**WORK REQUEST**
Please copy every record exactly as it is written.

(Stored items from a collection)
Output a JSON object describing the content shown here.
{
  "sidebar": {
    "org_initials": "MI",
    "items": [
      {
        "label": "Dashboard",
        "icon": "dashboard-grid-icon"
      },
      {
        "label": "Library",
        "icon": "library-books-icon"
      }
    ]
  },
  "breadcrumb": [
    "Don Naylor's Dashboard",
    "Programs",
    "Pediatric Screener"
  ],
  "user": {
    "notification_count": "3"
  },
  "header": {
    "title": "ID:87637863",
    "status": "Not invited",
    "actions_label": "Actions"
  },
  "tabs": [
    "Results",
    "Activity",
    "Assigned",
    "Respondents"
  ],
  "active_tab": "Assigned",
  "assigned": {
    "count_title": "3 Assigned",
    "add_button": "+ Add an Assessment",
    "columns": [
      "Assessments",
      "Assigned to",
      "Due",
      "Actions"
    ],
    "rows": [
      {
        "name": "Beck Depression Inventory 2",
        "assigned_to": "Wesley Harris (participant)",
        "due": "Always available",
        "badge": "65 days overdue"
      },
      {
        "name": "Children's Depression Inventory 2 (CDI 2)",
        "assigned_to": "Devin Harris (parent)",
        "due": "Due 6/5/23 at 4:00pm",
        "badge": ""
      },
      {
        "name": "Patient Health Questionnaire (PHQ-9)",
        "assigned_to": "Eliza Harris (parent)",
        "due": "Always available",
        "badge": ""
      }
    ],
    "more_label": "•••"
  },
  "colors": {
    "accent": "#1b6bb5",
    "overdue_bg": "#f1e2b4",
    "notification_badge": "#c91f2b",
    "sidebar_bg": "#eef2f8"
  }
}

**RESULT OF THIS EXERCISE**
Output a JSON object describing the content shown here.
{
  "sidebar": {
    "org_initials": "MI",
    "items": [
      {
        "label": "Dashboard",
        "icon": "dashboard-grid-icon"
      },
      {
        "label": "Library",
        "icon": "library-books-icon"
      }
    ]
  },
  "breadcrumb": [
    "Don Naylor's Dashboard",
    "Programs",
    "Pediatric Screener"
  ],
  "user": {
    "notification_count": "3"
  },
  "header": {
    "title": "ID:87637863",
    "status": "Not invited",
    "actions_label": "Actions"
  },
  "tabs": [
    "Results",
    "Activity",
    "Assigned",
    "Respondents"
  ],
  "active_tab": "Assigned",
  "assigned": {
    "count_title": "3 Assigned",
    "add_button": "+ Add an Assessment",
    "columns": [
      "Assessments",
      "Assigned to",
      "Due",
      "Actions"
    ],
    "rows": [
      {
        "name": "Beck Depression Inventory 2",
        "assigned_to": "Wesley Harris (participant)",
        "due": "Always available",
        "badge": "65 days overdue"
      },
      {
        "name": "Children's Depression Inventory 2 (CDI 2)",
        "assigned_to": "Devin Harris (parent)",
        "due": "Due 6/5/23 at 4:00pm",
        "badge": ""
      },
      {
        "name": "Patient Health Questionnaire (PHQ-9)",
        "assigned_to": "Eliza Harris (parent)",
        "due": "Always available",
        "badge": ""
      }
    ],
    "more_label": "•••"
  },
  "colors": {
    "accent": "#1b6bb5",
    "overdue_bg": "#f1e2b4",
    "notification_badge": "#c91f2b",
    "sidebar_bg": "#eef2f8"
  }
}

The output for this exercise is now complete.